20 year journalism veteran Jeff Koyen made the move from Brooklyn to Venice and launched Assignmint to help fix the relationship between freelance writers and editors, especially around the issue of timely and organized payment.
Assignmint could have chosen to provide solutions for writers or editors, but instead decided to stay in the middle. As a veteran journalist from both sides of the table (rather than a “startup kid” looking for a space to disrupt), Koyen argues that professional writing doesn’t need to be disrupted; it’s the frayed relationship between writers and editors/publishers that needs to be repaired. Central to that solution is fixing the disorganized and outdated methods of hiring and paying freelance writers – or pitching and getting paid, from the writer’s perspective.
As the internet changed the way written content was distributed, professional writing rapidly became a freelance profession – but it wasn’t a smooth transition, especially with the economic downturn. While publishers still have salaried editors on payroll, their freelance writers are treated more like vendors with haphazard processes like writing individual checks as they come up rather than an organized payroll system. This results in late and missing payments, and the beginning of a contentious relationship between publishers and the content creators they rely on.
Assignmint launched its beta for writers in February and it has grown steadily to nearly 1,000 active users with an astonishing 66 minute average session as writers use Assignmint’s platform for both pitches and invoices. The key, according to Koyen, is that the tools “speak writers’ language, so there’s no learning curve”, even when it comes to payments. This contrasts starkly with putting Quickbooks in front of a writer or trying to get one to set up a Dwolla account and use it to invoice. Assignmint decided to build their own payment gateway to keep their fees low, rather than trust extra middlemen and be required to charge less-than-competitive rates in order to keep some profit; Koyen hopes this will be a competitive advantage in the long term.
They will launch their beta for editors next month and it will include the fully functional payment gateway where the startup will apply its transaction fee revenue model.
Assignmint was recently profiled on the NY Times Bits blog, and though journalism is still very much centered in New York, Koyen says he “wouldn’t have launched this company in Brooklyn” as he would have been too much in the center of the flared tempers he’s trying to fix, and the attitudes of “me-first” and “NYC or nothing” wouldn’t have allowed him to take the path that brought Assignmint to where it is today. He said “it’s amazing” that the L.A. community has been so supportive, and being able to relax – Venice Beach will do that – has let him take creative pathways he’s afraid he would have missed out in his previous life in NYC.

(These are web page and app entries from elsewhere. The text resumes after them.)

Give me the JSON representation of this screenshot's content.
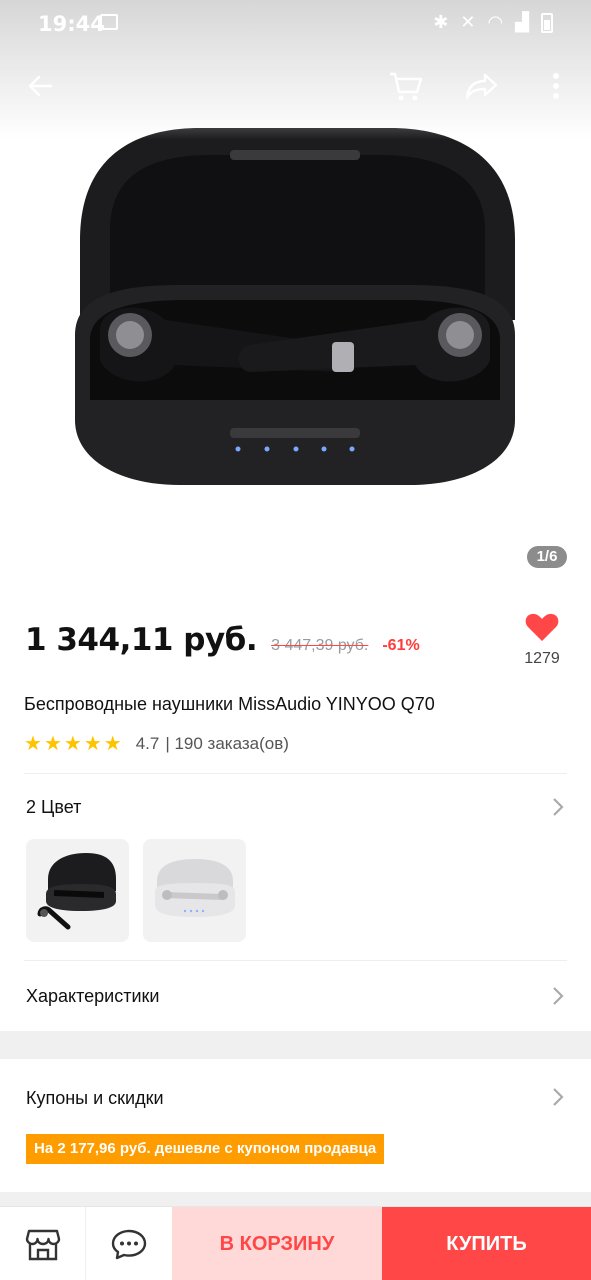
{
  "status_bar": {
    "time": "19:44"
  },
  "gallery": {
    "page_indicator": "1/6"
  },
  "price": {
    "current": "1 344,11 руб.",
    "old": "3 447,39 руб.",
    "discount": "-61%"
  },
  "favorites": {
    "count": "1279"
  },
  "product": {
    "title": "Беспроводные наушники MissAudio YINYOO Q70",
    "rating": "4.7",
    "orders": "| 190 заказа(ов)",
    "stars": 5
  },
  "colors": {
    "label": "2 Цвет",
    "options": [
      "black",
      "white"
    ]
  },
  "specs": {
    "label": "Характеристики"
  },
  "coupons": {
    "label": "Купоны и скидки",
    "banner": "На 2 177,96 руб. дешевле с купоном продавца"
  },
  "actions": {
    "add_to_cart": "В КОРЗИНУ",
    "buy": "КУПИТЬ"
  },
  "theme": {
    "accent": "#ff4747",
    "cart_bg": "#ffd8d8",
    "coupon": "#ff9c00",
    "star": "#ffc400"
  }
}
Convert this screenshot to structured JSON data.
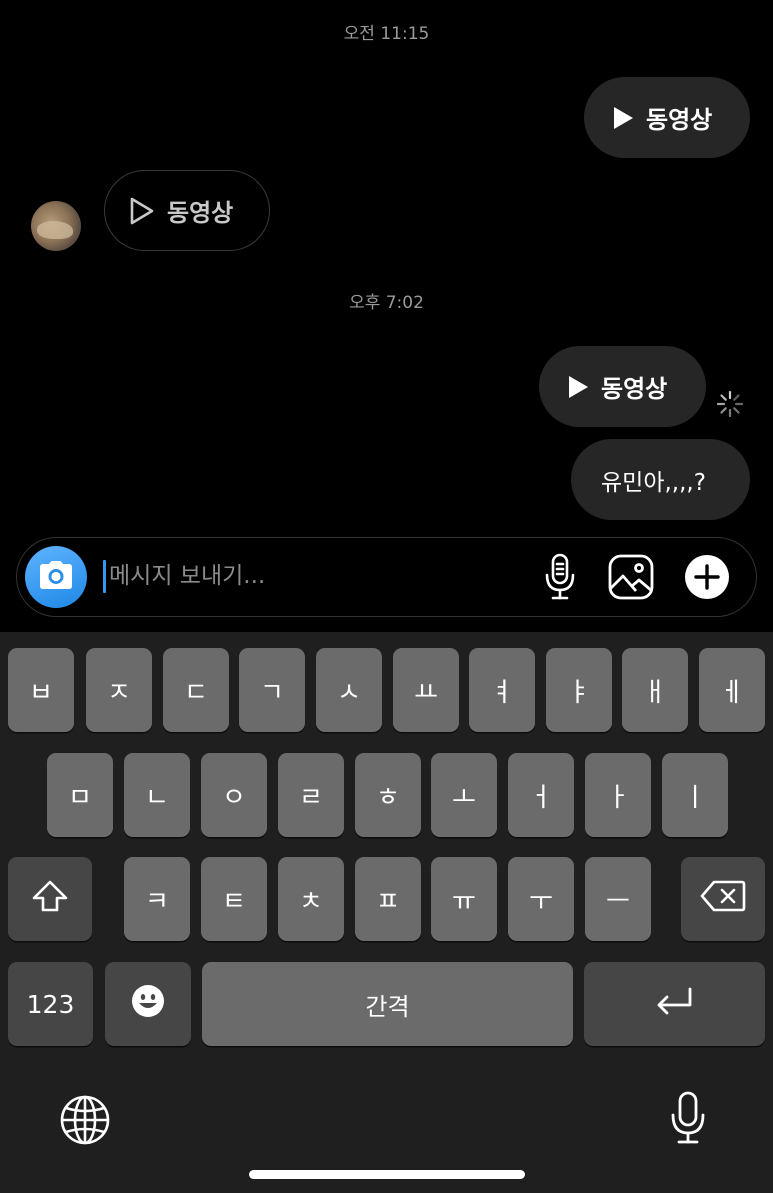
{
  "thread": {
    "timestamps": [
      "오전 11:15",
      "오후 7:02"
    ],
    "messages": [
      {
        "kind": "video",
        "direction": "sent",
        "label": "동영상"
      },
      {
        "kind": "video",
        "direction": "received",
        "label": "동영상"
      },
      {
        "kind": "video",
        "direction": "sent",
        "label": "동영상",
        "status": "sending"
      },
      {
        "kind": "text",
        "direction": "sent",
        "text": "유민아,,,,?"
      }
    ]
  },
  "composer": {
    "placeholder": "메시지 보내기...",
    "value": "",
    "icons": [
      "camera-icon",
      "microphone-icon",
      "gallery-icon",
      "plus-icon"
    ]
  },
  "keyboard": {
    "row1": [
      "ㅂ",
      "ㅈ",
      "ㄷ",
      "ㄱ",
      "ㅅ",
      "ㅛ",
      "ㅕ",
      "ㅑ",
      "ㅐ",
      "ㅔ"
    ],
    "row2": [
      "ㅁ",
      "ㄴ",
      "ㅇ",
      "ㄹ",
      "ㅎ",
      "ㅗ",
      "ㅓ",
      "ㅏ",
      "ㅣ"
    ],
    "row3": [
      "ㅋ",
      "ㅌ",
      "ㅊ",
      "ㅍ",
      "ㅠ",
      "ㅜ",
      "ㅡ"
    ],
    "numbers_label": "123",
    "space_label": "간격",
    "icons": [
      "shift-icon",
      "backspace-icon",
      "emoji-icon",
      "return-icon",
      "globe-icon",
      "dictation-icon"
    ]
  },
  "colors": {
    "background": "#000000",
    "sent_bubble": "#262626",
    "accent": "#3797f0",
    "key": "#6b6b6b",
    "key_dark": "#464646",
    "keyboard_bg": "#1f1f1f"
  }
}
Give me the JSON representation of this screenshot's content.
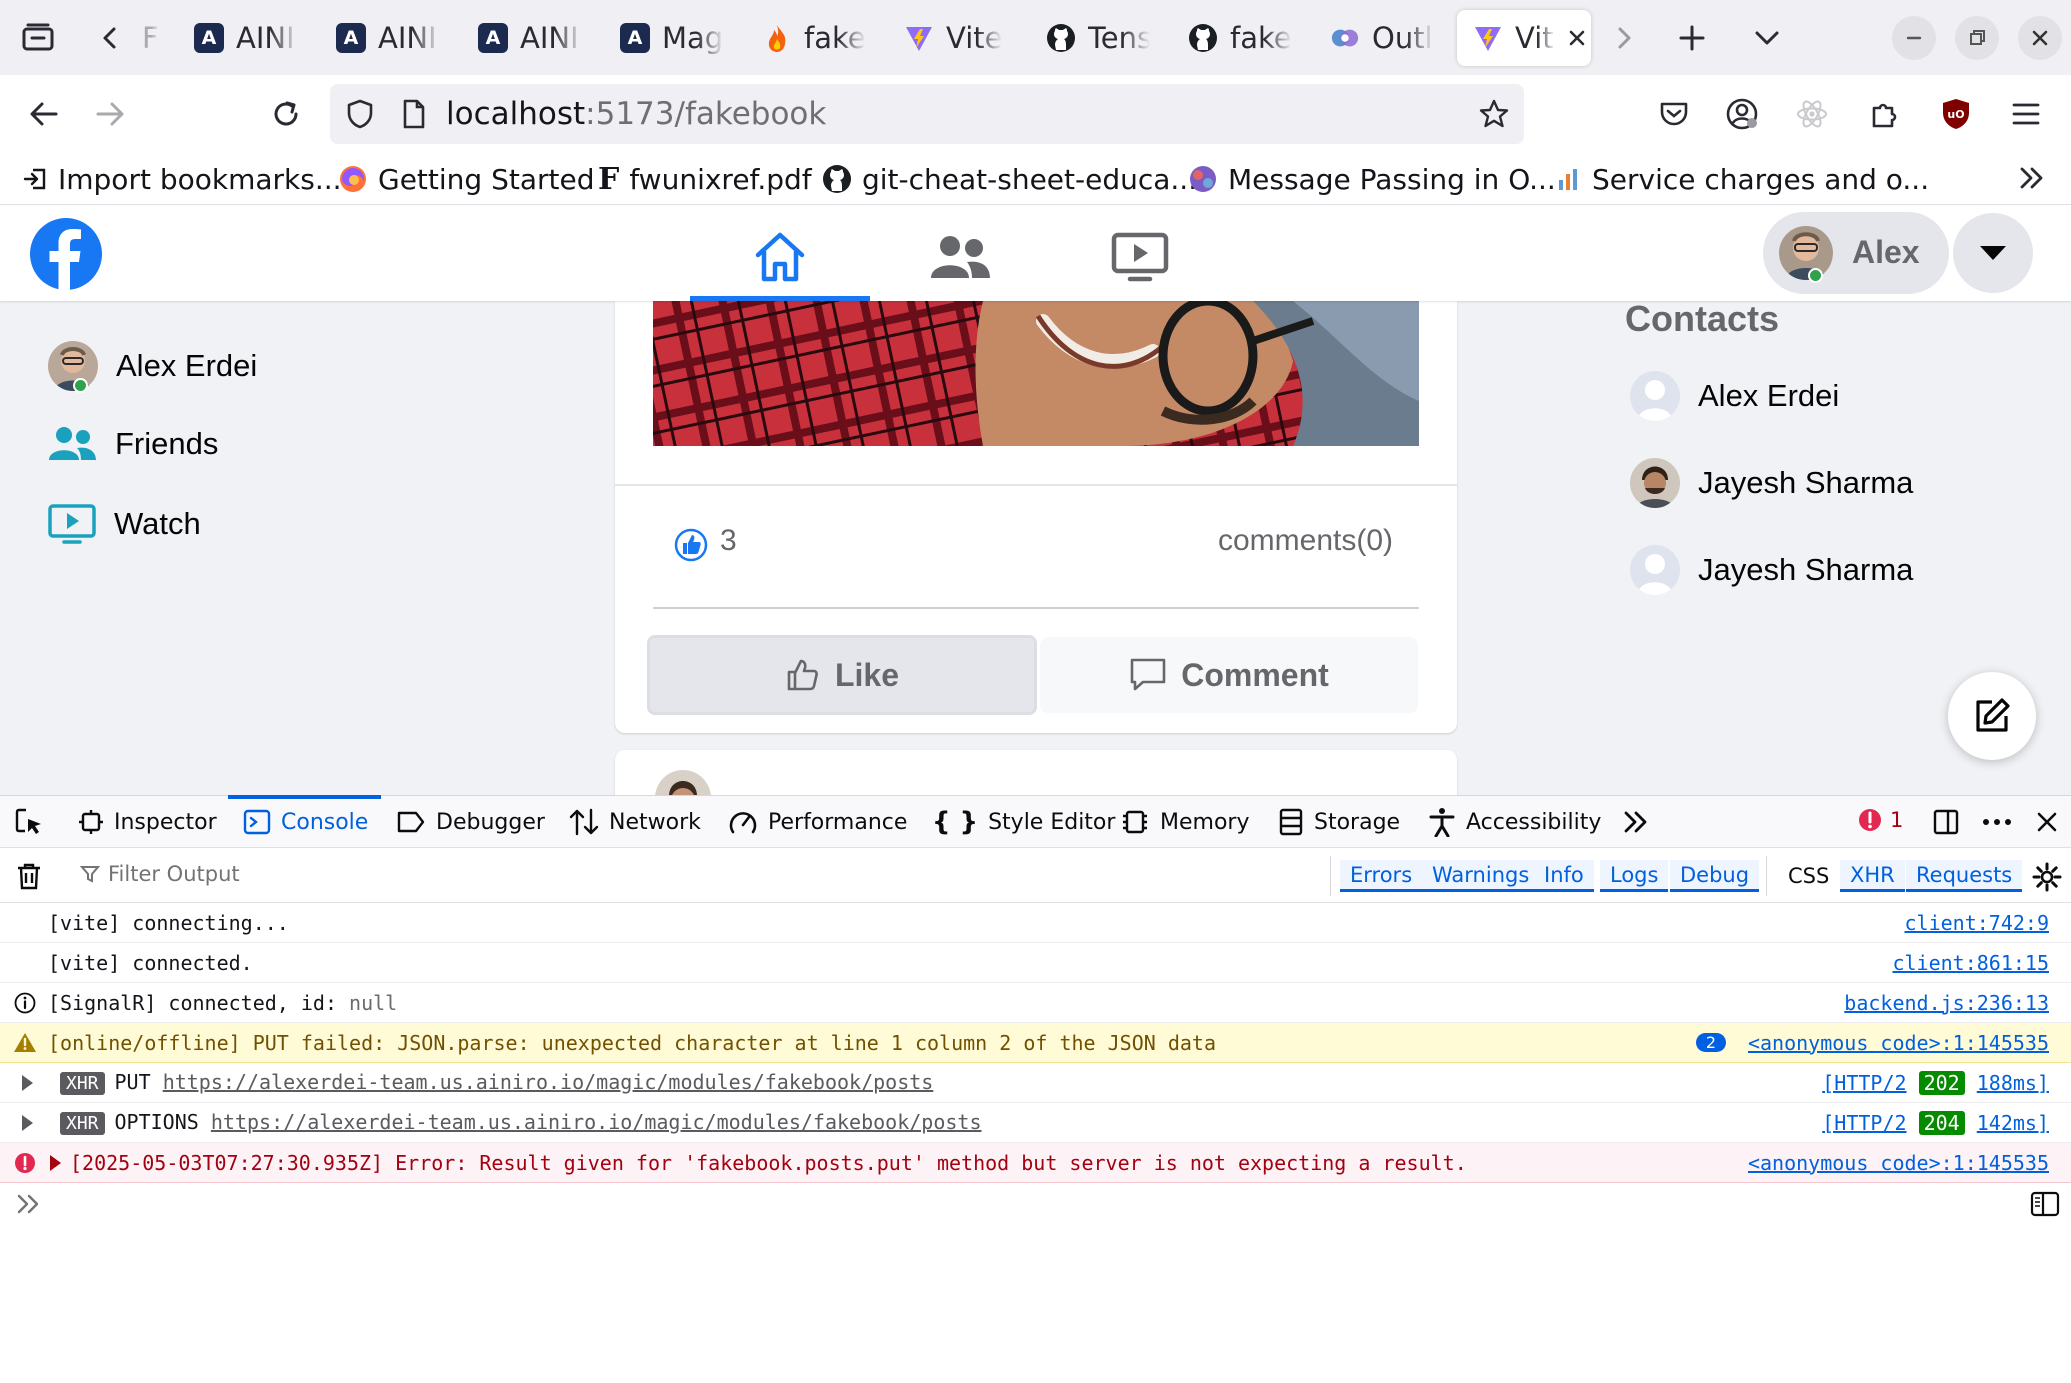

Assignmint is currently seed funded by Koyen and one angel investor, and sees additional opportunities for the company to extend its tools to freelance professionals in industries other than journalism.